A funny thing has happened in the Gulf of Mexico these past couple weeks…that oil spill?
It’s over, the oil spill is more or less over, all taken care of so you can switch the channel now.
The fisherman will be back at work soon, the oil isn’t in the marshes, it’s not on the beaches and it certainly isn’t flowing out of the Macondo Well. The wildlife, all good, didn’t you see that they relocated the sea turtle eggs and they’re now hatching on a different coast? And British Petroleum put up 20 billion dollars that will take care of everybody. No one has to suffer, not really…not anymore. Yeah, we’ll still have the occasional tar ball for a little while, but just send out your kids with toy shovels and a bucket so they can scoop it up and carry it over to a very tanned lifeguard in his chair; he’ll contact BP right away.
Tragedy yes, terrible…agreed.
It took a very long time to solve this problem, BP knows, they understand, but the important thing is its solved. Didn’t you hear? Skimmers are being sent home…no oil to clean up anymore, not really, at least not any that Thad Allen can find because the dispersants have gotten rid of it all. Those closed fisheries? They’ve started to reopen, no matter if they are still toxic and the EPA and FDA haven’t been trustworthy on the effects of the spill…these are mere details. With few minor exceptions, all is going according to the plan. They’re even removing boom now, it was doing more damage than good, don’t ya know…British Petroleum and the Coast Guard would like to thank you for your patience, America. Though we’re certainly not out of the woods, the clearing is in view and that view is a beautiful sunset over a body of water that in very short order, will be crystal clear again. In fact, it’ll be even better than before…

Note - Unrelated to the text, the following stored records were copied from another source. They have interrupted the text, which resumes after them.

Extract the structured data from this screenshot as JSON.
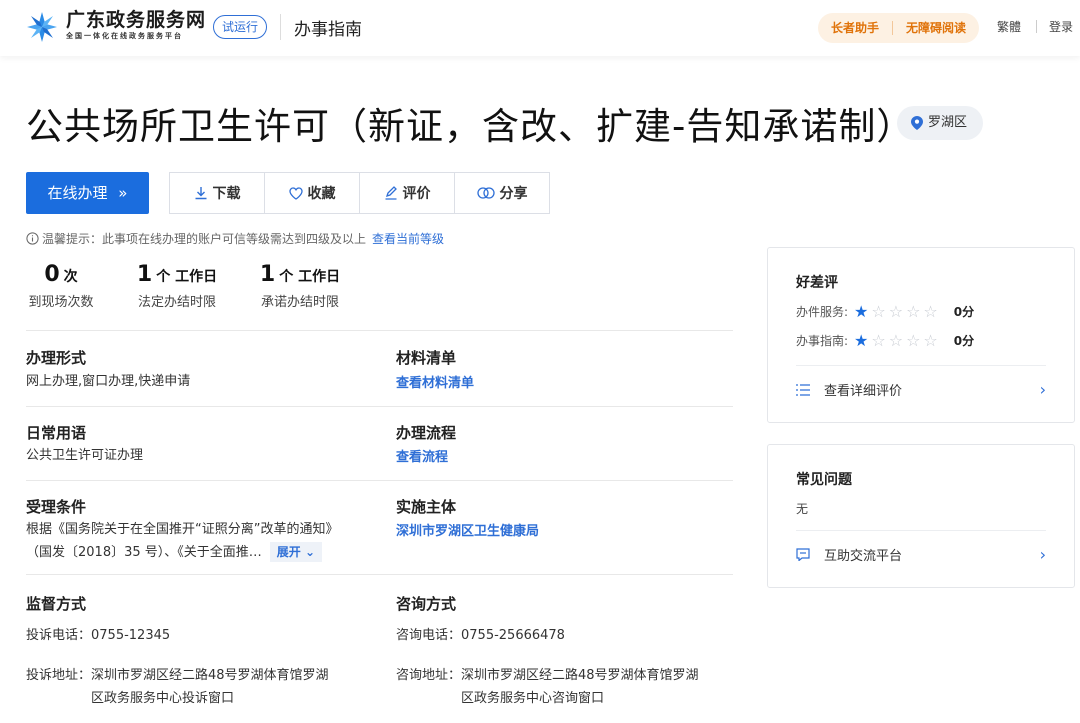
{
  "header": {
    "brand_title": "广东政务服务网",
    "brand_sub": "全国一体化在线政务服务平台",
    "trial_badge": "试运行",
    "guide_title": "办事指南",
    "elder_helper": "长者助手",
    "accessible_reading": "无障碍阅读",
    "traditional": "繁體",
    "login": "登录"
  },
  "page": {
    "title": "公共场所卫生许可（新证，含改、扩建-告知承诺制）",
    "region": "罗湖区"
  },
  "actions": {
    "online": "在线办理",
    "download": "下载",
    "favorite": "收藏",
    "evaluate": "评价",
    "share": "分享"
  },
  "tip": {
    "text": "温馨提示：此事项在线办理的账户可信等级需达到四级及以上",
    "link": "查看当前等级"
  },
  "stats": [
    {
      "value": "0",
      "unit": "次",
      "label": "到现场次数"
    },
    {
      "value": "1",
      "unit": "个 工作日",
      "label": "法定办结时限"
    },
    {
      "value": "1",
      "unit": "个 工作日",
      "label": "承诺办结时限"
    }
  ],
  "sections": {
    "form_label": "办理形式",
    "form_value": "网上办理,窗口办理,快递申请",
    "materials_label": "材料清单",
    "materials_link": "查看材料清单",
    "common_label": "日常用语",
    "common_value": "公共卫生许可证办理",
    "process_label": "办理流程",
    "process_link": "查看流程",
    "conditions_label": "受理条件",
    "conditions_line1": "根据《国务院关于在全国推开“证照分离”改革的通知》",
    "conditions_line2": "（国发〔2018〕35 号）、《关于全面推…",
    "expand": "展开",
    "subject_label": "实施主体",
    "subject_link": "深圳市罗湖区卫生健康局",
    "supervision_label": "监督方式",
    "complaint_phone": "投诉电话：0755-12345",
    "complaint_addr_key": "投诉地址：",
    "complaint_addr_line1": "深圳市罗湖区经二路48号罗湖体育馆罗湖",
    "complaint_addr_line2": "区政务服务中心投诉窗口",
    "consult_label": "咨询方式",
    "consult_phone": "咨询电话：0755-25666478",
    "consult_addr_key": "咨询地址：",
    "consult_addr_line1": "深圳市罗湖区经二路48号罗湖体育馆罗湖",
    "consult_addr_line2": "区政务服务中心咨询窗口"
  },
  "rating_card": {
    "title": "好差评",
    "service_label": "办件服务:",
    "service_stars": 1,
    "service_score": "0分",
    "guide_label": "办事指南:",
    "guide_stars": 1,
    "guide_score": "0分",
    "detail_link": "查看详细评价"
  },
  "faq_card": {
    "title": "常见问题",
    "content": "无",
    "link": "互助交流平台"
  },
  "colors": {
    "primary": "#1b6dde",
    "link": "#2f6fd6",
    "elder": "#e0730a"
  }
}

Well, that’s a version anyway.
Unfortunately, it is quickly becoming the official version for too many mainstream media outlets.

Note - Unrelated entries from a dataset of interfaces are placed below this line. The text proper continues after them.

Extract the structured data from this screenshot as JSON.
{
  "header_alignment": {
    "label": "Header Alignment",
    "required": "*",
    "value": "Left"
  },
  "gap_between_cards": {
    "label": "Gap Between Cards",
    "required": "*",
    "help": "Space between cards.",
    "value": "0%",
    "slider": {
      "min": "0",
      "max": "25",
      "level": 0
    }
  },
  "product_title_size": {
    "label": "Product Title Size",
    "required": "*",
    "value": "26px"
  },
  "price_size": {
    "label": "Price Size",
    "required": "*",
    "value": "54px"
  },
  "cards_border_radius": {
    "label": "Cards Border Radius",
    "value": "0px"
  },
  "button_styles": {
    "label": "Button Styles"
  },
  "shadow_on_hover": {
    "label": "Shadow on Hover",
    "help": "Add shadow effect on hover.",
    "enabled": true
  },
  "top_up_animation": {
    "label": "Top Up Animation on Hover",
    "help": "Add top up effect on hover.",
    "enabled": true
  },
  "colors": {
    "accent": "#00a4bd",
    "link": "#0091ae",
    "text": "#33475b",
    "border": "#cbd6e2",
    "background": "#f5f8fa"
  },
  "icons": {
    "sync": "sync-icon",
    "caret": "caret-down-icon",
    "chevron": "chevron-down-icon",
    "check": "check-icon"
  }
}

Oh yeah, and it’s bullshit.
From Riki Ott’s outstanding article in the HuffingtonPost:
Regarding the hard to find oil:
Bay Jimmy on the northeast side of Barataria Bay was full of oil. So was Bay Baptiste, Lake Grande Ecaille, and Billet Bay. Sitting next to me was Mike Roberts, a shrimper with Louisiana Bayoukeepers, who has grown up in this area. His voice crackled over the headset as I strained to hold the window. “I’ve fished in all these waters – everywhere you can see. It’s all oiled. This is the worst I’ve seen. This is a heart-break…”
Regarding the safety of chemical dispersants:
The dispersants used in BP’s draconian experiment contain solvents such as petroleum distillates and 2-butoxyethanol. Solvents dissolve oil, grease, and rubber. Spill responders have told me that the hard rubber impellors in their engines and the soft rubber bushings on their outboard motor pumps are falling apart and need frequent replacement…plastic corks used to float the absorbent booms during skimming operations dissolve after a week of use…medical doctor Ted Schettler and others warn that solvents can rapidly enter the human body: They evaporate in air and are easily inhaled, they penetrate skin easily, and they cross the placenta into fetuses. For example, 2-butoxyethanol is a human health hazard substance: It is a fetal toxin and it breaks down blood cells, causing blood and kidney disorders.
Regarding the downplaying of the dangers by BP, the Coast Guard, OSHA, NIOSH, the FDA and the EPA:
BP insists that solvents “disappear” after only a day or two. Retired toxicologist and forensic chemist John Laseter disagrees. Laseter told me that solvents “solubilize” or become soluble in oil and remain a threat for up to two months. He said the oil-solvent mixture sticks on biological tissue – gills of fish, the organic film coating sand grains and raindrops – and can wreak havoc. He told me that the dispersants are “almost certainly” making the oil penetrate more deeply into the skin and could very well be causing the rashes in the Gulf. The Mobile television station WKRG took samples of water and sand from Orange Beach, Gulf Shores, Katrina Key, and Dauphin Island. The test was nothing fancy. The on-air reporter simply dipped a jar into the ocean and another into some surf water filling a sand pit dug by a small child. In the samples, oil was not visible in the water or the sand, but the chemist who analyzed them reported astonishingly high levels of oil ranging from 16 to 221 parts per million (ppm). Except for the Dauphin Island sample — that one literally exploded in the lab before testing could be completed. The chemist thought maybe the exploding sample contained methane or 2-butoxyethanol.
Yet Mr. Dudley, soon to be CEO of British Petroleum believes it is time to scale back cleanup operations…
Hey Thad Allen, meet the new boss…same as the old boss!
Really, read the article,
Have a nice day.